"A real telescope, Harry?" Dumbledore could see why the professors got angry with Harry.. implying they didn't have a real telescope?

"Yes, sir. Those telescopes we have to use here – you can only see a few hundred stars in them at the most. Isn't that silly? You can't even spot Saturn's auroras on those!"

Dumbledore took out a headache draught.

"Professor?" Harry asked in his most inquisitive voice. He liked Professor Flitwick – he was always interested in what Harry had to say.

"Yes, Mr. Potter?" Flitwick asked.

"Does levitation remove gravity or does it simply counter the effects? Overpowering normal force, so to speak?"

"I'm not sure, Mr. Potter. But if you can design an experiment to prove this, it will count for extra credit. I'll be glad to help you."

It wasn't that hard, in the end, to make Harry stop giving professors headaches. Harry was permitted to work at projects in class, but only after he had learned a spell. And he was allowed to spend three hours a week with all of the professors for help on said projects. Flitwick, though, had informed Harry that Harry could come to him any time at all, because really, Flitwick was just as curious about all of this as Harry was. They had long discussions on how magic affected Schrödinger's Cat and, well, anything really. Matter and anti-matter, physics, chemistry..

Harry also didn't attend Potions class with professor Snape. Harry continued asking Snape perfectly reasonable questions without a hint of muggle science inserted, but apparently, professor Snape always took offense. Given that Harry thought Potions were ridiculously imprecise – and, as Professor Flitwick realized, they were – it didn't bother him much, either.


"And Mr. Potter has yet again done the impossible.. Mr. Potter, how would you describe your new invention?" the reporter asked.

"It's a force field that counters gravitation and normal force by using said gravitation to attract itself at the borders of the force field. Of course, normal force inevitably leaves the force field as well due to Newton's Third Law. My next project will be creating a vacuum inside said force field, which would relieve pressure of anything, especially human bodies. My hypothesis is that it will stimulate the parasympathetic nervous system. And just to think about the effects on the sensory nerves!"

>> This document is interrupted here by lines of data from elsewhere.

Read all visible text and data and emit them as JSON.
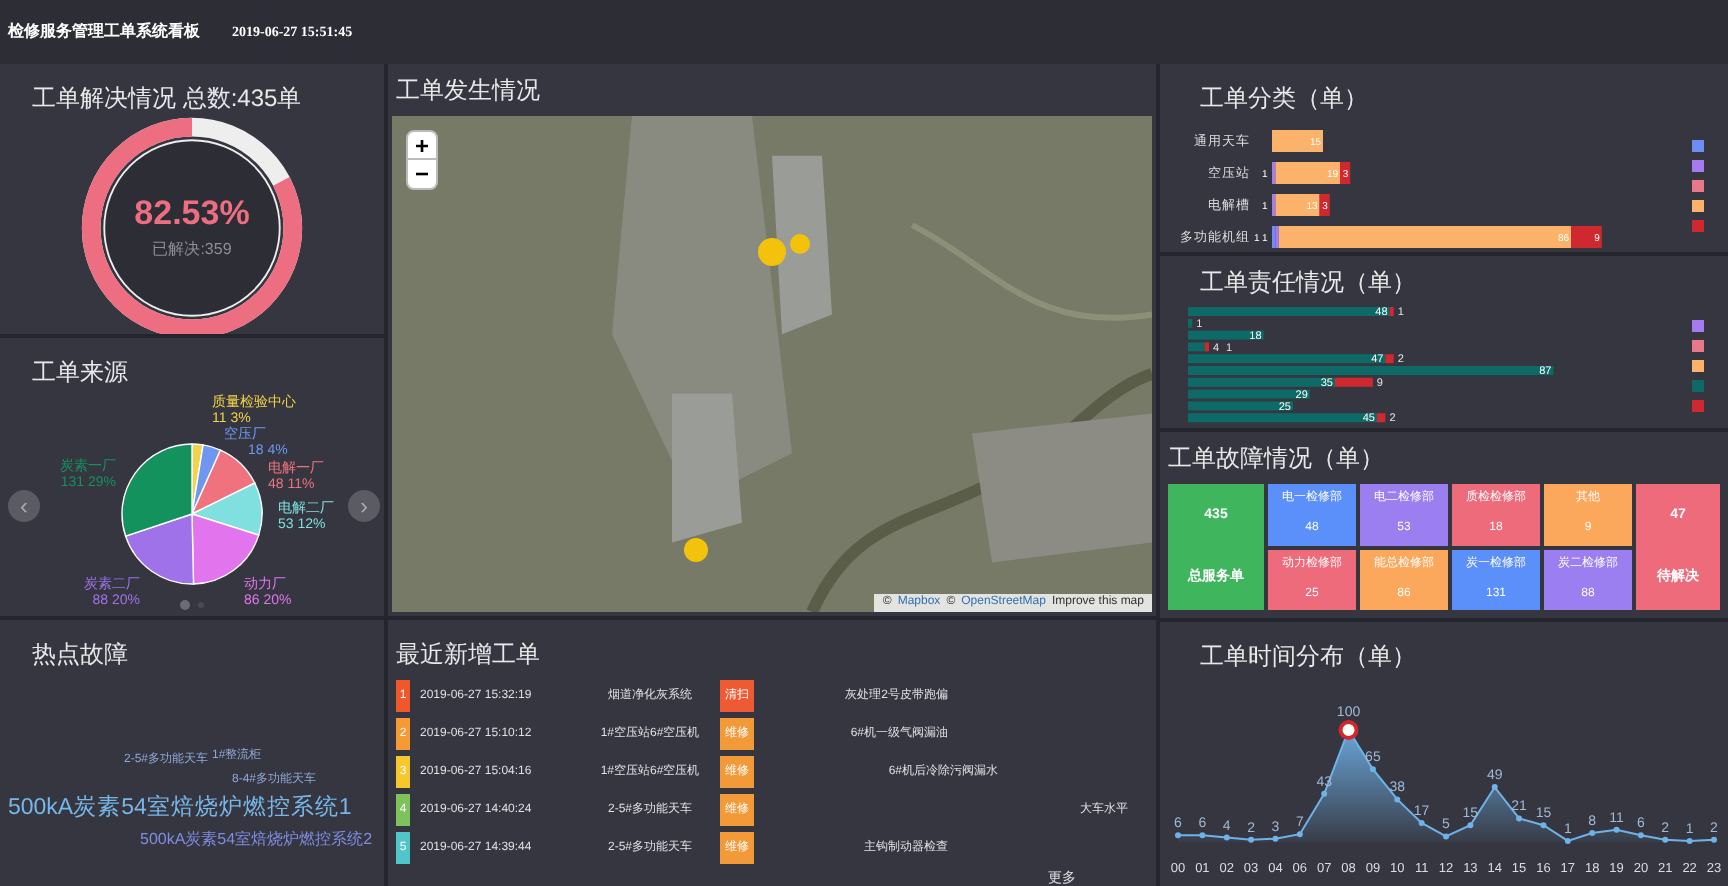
{
  "header": {
    "title": "检修服务管理工单系统看板",
    "datetime": "2019-06-27 15:51:45"
  },
  "resolution": {
    "title": "工单解决情况 总数:435单",
    "percent": "82.53%",
    "caption": "已解决:359",
    "level": 0.8253
  },
  "source": {
    "title": "工单来源",
    "prev": "‹",
    "next": "›",
    "dots": [
      {
        "selected": true
      },
      {
        "selected": false
      }
    ],
    "chart_data": {
      "type": "pie",
      "categories": [
        "质量检验中心",
        "空压厂",
        "电解一厂",
        "电解二厂",
        "动力厂",
        "炭素二厂",
        "炭素一厂"
      ],
      "values": [
        11,
        18,
        48,
        53,
        86,
        88,
        131
      ],
      "colors": [
        "#f2d34a",
        "#6f97f2",
        "#f0727e",
        "#7fe0df",
        "#e274ee",
        "#9f72ea",
        "#14925e"
      ],
      "value_labels": [
        "11  3%",
        "18  4%",
        "48  11%",
        "53  12%",
        "86  20%",
        "88  20%",
        "131  29%"
      ]
    }
  },
  "hot": {
    "title": "热点故障",
    "words": [
      {
        "text": "2-5#多功能天车"
      },
      {
        "text": "1#整流柜"
      },
      {
        "text": "8-4#多功能天车"
      },
      {
        "text": "500kA炭素54室焙烧炉燃控系统1"
      },
      {
        "text": "500kA炭素54室焙烧炉燃控系统2"
      }
    ]
  },
  "map": {
    "title": "工单发生情况",
    "zoom_in": "+",
    "zoom_out": "−",
    "attribution": [
      {
        "text": "©",
        "link": false
      },
      {
        "text": "Mapbox",
        "link": true
      },
      {
        "text": "©",
        "link": false
      },
      {
        "text": "OpenStreetMap",
        "link": true
      },
      {
        "text": "Improve this map",
        "link": false
      }
    ]
  },
  "orders": {
    "title": "最近新增工单",
    "more": "更多",
    "rows": [
      {
        "index": "1",
        "color": "#f0582c",
        "time": "2019-06-27 15:32:19",
        "device": "烟道净化灰系统",
        "badge": "清扫",
        "kind": "clean",
        "desc": "灰处理2号皮带跑偏"
      },
      {
        "index": "2",
        "color": "#f59a34",
        "time": "2019-06-27 15:10:12",
        "device": "1#空压站6#空压机",
        "badge": "维修",
        "kind": "repair",
        "desc": "6#机一级气阀漏油"
      },
      {
        "index": "3",
        "color": "#f6c82e",
        "time": "2019-06-27 15:04:16",
        "device": "1#空压站6#空压机",
        "badge": "维修",
        "kind": "repair",
        "desc": "6#机后冷除污阀漏水"
      },
      {
        "index": "4",
        "color": "#7dc25b",
        "time": "2019-06-27 14:40:24",
        "device": "2-5#多功能天车",
        "badge": "维修",
        "kind": "repair",
        "desc": "大车水平"
      },
      {
        "index": "5",
        "color": "#4fc6c9",
        "time": "2019-06-27 14:39:44",
        "device": "2-5#多功能天车",
        "badge": "维修",
        "kind": "repair",
        "desc": "主钩制动器检查"
      }
    ]
  },
  "category": {
    "title": "工单分类（单）",
    "chart_data": {
      "type": "bar",
      "orientation": "horizontal",
      "stacked": true,
      "data_labels": true,
      "categories": [
        "通用天车",
        "空压站",
        "电解槽",
        "多功能机组"
      ],
      "series": [
        {
          "color": "#6e8ef5",
          "values": [
            null,
            null,
            null,
            1
          ]
        },
        {
          "color": "#a47cf0",
          "values": [
            null,
            1,
            1,
            1
          ]
        },
        {
          "color": "#fbb36b",
          "values": [
            15,
            19,
            13,
            86
          ]
        },
        {
          "color": "#d0282f",
          "values": [
            null,
            3,
            3,
            9
          ]
        }
      ]
    },
    "legend": [
      {
        "color": "#6e8ef5"
      },
      {
        "color": "#a47cf0"
      },
      {
        "color": "#e8798a"
      },
      {
        "color": "#fbb36b"
      },
      {
        "color": "#d0282f"
      }
    ]
  },
  "duty": {
    "title": "工单责任情况（单）",
    "chart_data": {
      "type": "bar",
      "orientation": "horizontal",
      "stacked": true,
      "data_labels": true,
      "series": [
        {
          "color": "#0e6a66",
          "values": [
            48,
            1,
            18,
            4,
            47,
            87,
            35,
            29,
            25,
            45
          ]
        },
        {
          "color": "#d0282f",
          "values": [
            1,
            null,
            null,
            1,
            2,
            null,
            9,
            null,
            null,
            2
          ]
        }
      ]
    },
    "legend": [
      {
        "color": "#a47cf0"
      },
      {
        "color": "#e8798a"
      },
      {
        "color": "#fbb36b"
      },
      {
        "color": "#0e6a66"
      },
      {
        "color": "#d0282f"
      }
    ]
  },
  "faults": {
    "title": "工单故障情况（单）",
    "total": {
      "value": "435",
      "label": "总服务单",
      "color": "#3fb65e"
    },
    "pending": {
      "value": "47",
      "label": "待解决",
      "color": "#ee6b7c"
    },
    "groups": [
      [
        {
          "name": "电一检修部",
          "value": "48",
          "color": "#5b8ff9"
        },
        {
          "name": "电二检修部",
          "value": "53",
          "color": "#9b7ef0"
        },
        {
          "name": "动力检修部",
          "value": "25",
          "color": "#ee6b7c"
        },
        {
          "name": "能总检修部",
          "value": "86",
          "color": "#fba85d"
        }
      ],
      [
        {
          "name": "质检检修部",
          "value": "18",
          "color": "#ee6b7c"
        },
        {
          "name": "其他",
          "value": "9",
          "color": "#fba85d"
        },
        {
          "name": "炭一检修部",
          "value": "131",
          "color": "#5b8ff9"
        },
        {
          "name": "炭二检修部",
          "value": "88",
          "color": "#9b7ef0"
        }
      ]
    ]
  },
  "timeline": {
    "title": "工单时间分布（单）",
    "chart_data": {
      "type": "area",
      "data_labels": true,
      "x": [
        "00",
        "01",
        "02",
        "03",
        "04",
        "06",
        "07",
        "08",
        "09",
        "10",
        "11",
        "12",
        "13",
        "14",
        "15",
        "16",
        "17",
        "18",
        "19",
        "20",
        "21",
        "22",
        "23"
      ],
      "series": [
        {
          "color": "#6fb2e8",
          "values": [
            6,
            6,
            4,
            2,
            3,
            7,
            43,
            100,
            65,
            38,
            17,
            5,
            15,
            49,
            21,
            15,
            1,
            8,
            11,
            6,
            2,
            1,
            2
          ]
        }
      ]
    }
  }
}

"Yes, yes, Mr. Potter, thank you for your answer," the wide-eyed reporter spoke. He had no idea what Harry had talked about just then.